There are two conditions however: the vaccines must be developed and they must be transportable. Up till now, Ebola has not featured among the priorities of pharmaceutical companies. There is an acceleration of the development cycle of the small number of candidate drugs and vaccines in the pipeline, but trials in situ in West Africa will take time.
In the meantime, stocks of ZMapp, the experimental drug for treating international aid workers, have been exhausted.
An experimental Ebola vaccine from Canada was delayed in a government lab earlier in the year because officials had to find a way to issue and transport it correctly. Not only did regulatory and ethical issues need to be addressed, but the vaccine had to remain sufficiently cool in transit to remain effective. Planning of proper storage and transportation procedures was therefore imperative.
Without suitable logistics, the vaccine was useless.
The Military – A Mixed Blessing?
When it comes to logistics, the armed forces practically wrote the book. With the huge amount of equipment and personnel to be managed, transported and deployed, many of the best practices developed by the military form the basis of today’s commercial storage and transport operations.
To fight the Ebola crisis, President Obama pledged between 3,000 and 4,000 military personnel to help train health workers and build healthcare centres in West Africa. France, Germany and the UK have also either sent or committed to sending military resources to supplement existing West African troops.
You can read about the US military intervention here.
Unfortunately, local populations in West Africa are sometimes twice shy of military help, especially after being bitten by their own armies. Civil wars and atrocities have left many suspicious of the motives of military personnel.
However, the Liberian government in particular is open in its hope that by associating its soldiers with the visiting US military (held in higher esteem by inhabitants), the Liberian army can both contribute to vanquishing Ebola and regain some measure of confidence from its people.
For other countries, however, offering military force to help combat Ebola may not be possible. In Australia, there is a lack of military training and correctly adapted air transport or hospital ship capacity for dealing with highly contagious diseases. Consequently, Australian aid to help logistics and stem the outbreak of Ebola is currently financial, with funds provided to the WHO and Médecins Sans Frontières (MSF).
The Effects of Ebola on Logistics and Economies

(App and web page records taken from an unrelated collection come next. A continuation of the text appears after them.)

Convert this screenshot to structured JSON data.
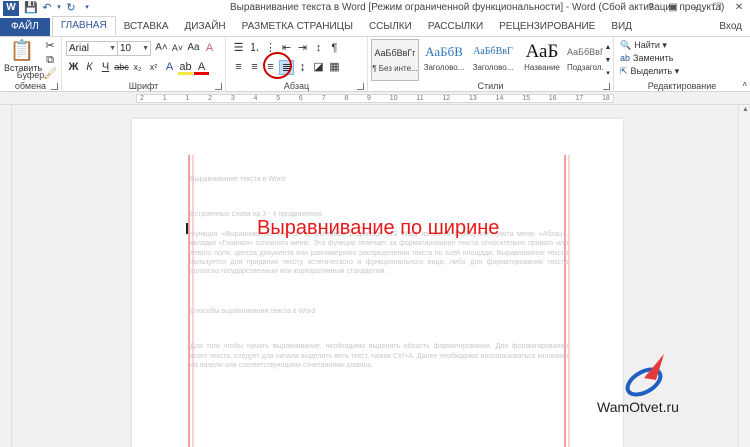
{
  "titlebar": {
    "doc_title": "Выравнивание текста в Word [Режим ограниченной функциональности] - Word (Сбой активации продукта)",
    "controls": [
      "?",
      "▣",
      "–",
      "☐",
      "✕"
    ]
  },
  "tabs": [
    "ФАЙЛ",
    "ГЛАВНАЯ",
    "ВСТАВКА",
    "ДИЗАЙН",
    "РАЗМЕТКА СТРАНИЦЫ",
    "ССЫЛКИ",
    "РАССЫЛКИ",
    "РЕЦЕНЗИРОВАНИЕ",
    "ВИД"
  ],
  "signin": "Вход",
  "ribbon": {
    "clipboard": {
      "paste": "Вставить",
      "label": "Буфер обмена"
    },
    "font": {
      "name": "Arial",
      "size": "10",
      "label": "Шрифт"
    },
    "paragraph": {
      "label": "Абзац"
    },
    "styles": {
      "label": "Стили",
      "items": [
        {
          "preview": "АаБбВвГг",
          "name": "¶ Без инте..."
        },
        {
          "preview": "АаБбВ",
          "name": "Заголово..."
        },
        {
          "preview": "АаБбВвГ",
          "name": "Заголово..."
        },
        {
          "preview": "АаБ",
          "name": "Название"
        },
        {
          "preview": "АаБбВвГ",
          "name": "Подзагол..."
        }
      ]
    },
    "editing": {
      "find": "Найти",
      "replace": "Заменить",
      "select": "Выделить",
      "label": "Редактирование"
    }
  },
  "ruler": {
    "numbers": [
      "2",
      "1",
      "1",
      "2",
      "3",
      "4",
      "5",
      "6",
      "7",
      "8",
      "9",
      "10",
      "11",
      "12",
      "13",
      "14",
      "15",
      "16",
      "17",
      "18"
    ]
  },
  "document": {
    "heading": "Выравнивание текста в Word",
    "subheading": "Встроенные слова на 3 - 4 продвижения.",
    "paragraph": "Функция «Выравнивание текста» в текстовом редакторе MS Word является атрибутом пункта меню «Абзац», вкладки «Главная» основного меню. Эта функция отвечает за форматирование текста относительно правого или левого поля, центра документа или равномерного распределения текста по всей площади. Выравнивание текста пользуется для придания тексту эстетического и функционального вида, либо для форматирования текста согласно государственным или корпоративным стандартам.",
    "heading2": "Способы выравнивания текста в Word",
    "paragraph2": "Для того чтобы начать выравнивание, необходимо выделить область форматирования. Для форматирования всего текста, следует для начала выделить весь текст, нажав Ctrl+A. Далее необходимо воспользоваться кнопками на панели или соответствующими сочетаниями клавиш."
  },
  "caption": "Выравнивание по ширине",
  "watermark": {
    "text": "WamOtvet.ru"
  },
  "colors": {
    "accent": "#2b579a",
    "caption": "#e81919",
    "highlight": "#cc0000"
  }
}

The cost of Ebola in human life is terrible and it comes rapidly. But considerable economic damage can also be done to the countries that are affected.
The World Bank recently estimated that without swift repression of Ebola, the West African economy could suffer a shortfall of up to $32 billion. By way of comparison, the GDP of Guinea in 2013 was just over $6 billion, with Sierra Leone just under $5 billion and Liberia a little under $2 billion (all figures in USD).
Logistics business themselves may not escape unscathed either. The French group Bolloré with its wide-ranging freight transport and logistics activities in West Africa saw its share price drop by double-digits. Bolloré Africa Logistics (BAL) runs the container terminals in Conakry and Freetown, and Ebola has caused considerable slowdowns in these ports. The economic impact, like the virus, seems set to spread further and further.
Not to mention the impact on tourism as The Economist explains.
What Happens Now?
The cases of Ebola in Spain and in the United States show that Ebola can travel far and wide, given the chance. The UK, although apparently spared infection so far, has already been testing its Ebola preparedness and logistics with major simulation exercises using actors playing the roles of potentially infected people.
Where does that leave logistics and the Ebola infections in West Africa? With so many kinks in the logistics chain and difficulties inherent to the location, there may be further disasters and deaths before logistics and infrastructures can be improved to stop any Ebola outbreaks when they start or even prevent them altogether.